The acclaimed author of Motoring with Mohammed brings us a compelling adventure into the remarkable world of the orchid and the impossibly bizarre array of international characters who dedicte their lives to it.
The orchid is used for everything from medicine for elephants to an aphrodisiac ice cream. A Malaysian species can grow to weigh half a ton while a South American species fires miniature pollen darts at nectar-sucking bees. But the orchid is also the center of an illicit international business: one grower in Santa Barbara tends his plants while toting an Uzi, and a former collector has been in hiding for seven years after serving a jail sentence for smuggling thirty dollars worth of orchids into Britain. Deftly written and captivatingly researched, Orchid Fever is an endlessly enchanting and entertaining tour of an exotic world.

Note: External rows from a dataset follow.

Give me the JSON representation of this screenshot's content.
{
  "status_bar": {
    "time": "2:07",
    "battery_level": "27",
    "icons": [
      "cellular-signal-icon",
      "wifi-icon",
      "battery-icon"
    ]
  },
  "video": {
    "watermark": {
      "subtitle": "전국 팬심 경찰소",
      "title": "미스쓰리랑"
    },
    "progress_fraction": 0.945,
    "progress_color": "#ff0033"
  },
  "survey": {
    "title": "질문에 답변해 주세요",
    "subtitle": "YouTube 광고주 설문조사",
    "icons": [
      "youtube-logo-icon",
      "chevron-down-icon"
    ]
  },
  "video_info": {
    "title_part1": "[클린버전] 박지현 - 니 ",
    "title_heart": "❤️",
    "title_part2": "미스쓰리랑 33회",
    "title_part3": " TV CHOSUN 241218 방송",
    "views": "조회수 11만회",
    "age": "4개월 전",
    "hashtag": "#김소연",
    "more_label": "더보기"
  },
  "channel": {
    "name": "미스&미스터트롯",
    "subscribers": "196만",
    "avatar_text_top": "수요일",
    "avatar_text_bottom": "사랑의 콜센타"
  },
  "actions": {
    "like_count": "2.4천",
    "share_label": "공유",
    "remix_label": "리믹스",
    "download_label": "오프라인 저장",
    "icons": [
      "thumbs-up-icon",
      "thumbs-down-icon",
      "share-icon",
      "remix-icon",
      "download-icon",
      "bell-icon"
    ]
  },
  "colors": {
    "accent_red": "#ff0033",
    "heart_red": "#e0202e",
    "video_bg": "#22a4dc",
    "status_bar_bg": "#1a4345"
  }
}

"A wonderful book, I've been up all night reading it, laughing and crying out in horror and clucking at the vivid images of bureaucracy with the bit in its teeth." —Annie Proulx
"An extraordinary, well-told tale of botany, obsession and plant politics. Hansen's vivid descriptions of the complex techniques some orchids use to pollinate themselves will raise your eyebrows at nature's sexual ingenuity." —USA Today
About the Author
Eric Hansen now lives in San Francisco, but over the last twenty-five years he has traveled throughout Europe, the Middle East, Australia, Nepal, and Southeast Asia. His articles and reviews have appeared in The New York Times, Travel and Leisure, Conde Nast Traveler, Outside Magazine, Men's Journal, Natural History Magazine, GEO, and Amica. He is also the author of two highly acclaimed books: Stranger in the Forest and Motoring with Mohammed (available in paperback from Vintage Books). He can be reached at firstname.lastname@example.org.
“An extraordinary, well-told tale of botany, obsession and plant politics. Hansen’s vivid descriptions of the complex techniques some orchids use to pollinate themselves will raise your eyebrows at nature’s sexual ingenuity.”–USA Today